You’ll learn what skills are necessary for your role while also getting in touch with potential candidates who might be interested in joining later as a full-time employees or part-time contractors (or both). And if it turns out that outsourcing isn’t working for you after all? Well, at least now you’ve got some knowledge about what kinds of people will fit well in your organization!
Use contract labor for junior roles like design or development work
When you’re just starting out, you can use contract labor to get started. If you have a product-based business, this is particularly useful: it’s a great way to test the market and make sure your product is appealing before you fully commit to hiring full-time employees.
Contract labor can also be used as an opportunity to test your startup team—if someone does great work on a contract basis, it might make sense for them to join your ranks as an employee.
Don’t expect employees to carry the burden of your inexperience
When you’re just starting out, it’s easy to feel like your employees are responsible for your inexperience. You may think that if you only knew how to do X or Y thing, then everything would be perfect. But this is a fallacy. You have to learn how to manage people, and this takes time and practice—no one learns these skills overnight.
So don’t expect employees to carry the burden of your inexperience and show initiative on their own time; instead, take more ownership over the process of building a startup team—whether it’s by learning how to set expectations and hold people accountable or by delegating tasks that don’t require expertise from you but will still move the company forward.
Practice good management and equity practices
The way you distribute equity is an important part of building your startup team. The best way to do this is through a vesting schedule, which means that employees will earn their equity over time as they contribute more and more to the company.
Vesting schedules are also great because they give employees an incentive to stay with the company for the long haul—once they’ve earned their shares, it’s in their best interest to stick around instead of jumping ship after one year. But what if you can’t offer all founders equal stakes? If there’s only one founder and several cofounders, who gets more? How many shares should each person get?
Creating a strong startup team
It can be difficult, but it is possible if you take things slowly, consider the best fit for each position, and do not settle for the first person you interview.
- You can’t do it all yourself.
- You need a startup team of people working together to make the company successful, so don’t be afraid to recruit others and build a strong startup team.
- If you’re having trouble finding the right people for your startup team, here are some tips:
- Consider getting help from an experienced entrepreneur who has already built a successful business.

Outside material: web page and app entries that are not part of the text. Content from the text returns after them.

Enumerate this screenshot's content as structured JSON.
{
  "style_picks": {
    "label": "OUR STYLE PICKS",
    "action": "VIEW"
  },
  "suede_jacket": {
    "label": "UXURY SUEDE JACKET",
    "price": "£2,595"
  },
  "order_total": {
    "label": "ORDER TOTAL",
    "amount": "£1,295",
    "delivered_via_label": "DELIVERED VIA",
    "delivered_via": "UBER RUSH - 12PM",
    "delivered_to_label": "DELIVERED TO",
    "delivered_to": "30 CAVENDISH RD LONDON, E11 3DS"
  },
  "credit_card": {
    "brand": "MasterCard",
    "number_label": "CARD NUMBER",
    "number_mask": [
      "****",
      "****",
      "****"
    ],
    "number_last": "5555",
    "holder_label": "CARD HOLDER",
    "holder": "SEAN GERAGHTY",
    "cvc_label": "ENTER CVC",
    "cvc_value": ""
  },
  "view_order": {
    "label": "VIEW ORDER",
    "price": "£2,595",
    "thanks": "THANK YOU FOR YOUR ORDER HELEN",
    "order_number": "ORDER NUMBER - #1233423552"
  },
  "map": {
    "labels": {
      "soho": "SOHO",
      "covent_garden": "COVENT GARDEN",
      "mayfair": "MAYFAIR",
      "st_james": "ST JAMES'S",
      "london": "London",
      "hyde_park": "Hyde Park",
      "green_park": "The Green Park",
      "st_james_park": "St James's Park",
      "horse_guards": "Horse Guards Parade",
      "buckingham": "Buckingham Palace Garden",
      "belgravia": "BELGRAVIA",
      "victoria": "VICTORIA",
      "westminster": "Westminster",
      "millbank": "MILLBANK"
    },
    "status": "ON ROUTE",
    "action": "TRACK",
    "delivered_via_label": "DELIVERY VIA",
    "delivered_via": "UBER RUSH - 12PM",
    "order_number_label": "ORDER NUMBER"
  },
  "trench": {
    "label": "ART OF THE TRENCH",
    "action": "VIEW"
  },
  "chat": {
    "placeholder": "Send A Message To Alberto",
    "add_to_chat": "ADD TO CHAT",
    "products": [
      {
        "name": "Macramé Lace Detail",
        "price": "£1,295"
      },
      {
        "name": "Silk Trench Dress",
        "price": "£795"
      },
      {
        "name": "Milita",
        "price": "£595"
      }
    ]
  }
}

- Not every entrepreneur needs to know how to code or run marketing campaigns, but they should have enough knowledge about their field of expertise (marketing, programming) that they can get their job done effectively without any problems.
- Each person on your startup team needs to have different skill sets so that none of them overlap too much with each other’s roles for everything to run smoothly.
If you can get your startup team right, it’s the difference between success and failure. It’s also an area where many entrepreneurs fall short. By taking the time to build a strong team that complements each other’s skills and personalities, you will be able to achieve more than just working together—you’ll be building relationships that last well beyond when the company is no longer at its peak.
Keetria is an entrepreneur, wellness advocate, and brand strategy coach for creatives & entrepreneurs with 16 years of public relations expertise working with some of the world’s leading brands, startups, media personalities, and entertainers. If you would like to work together, don’t hesitate to reach out!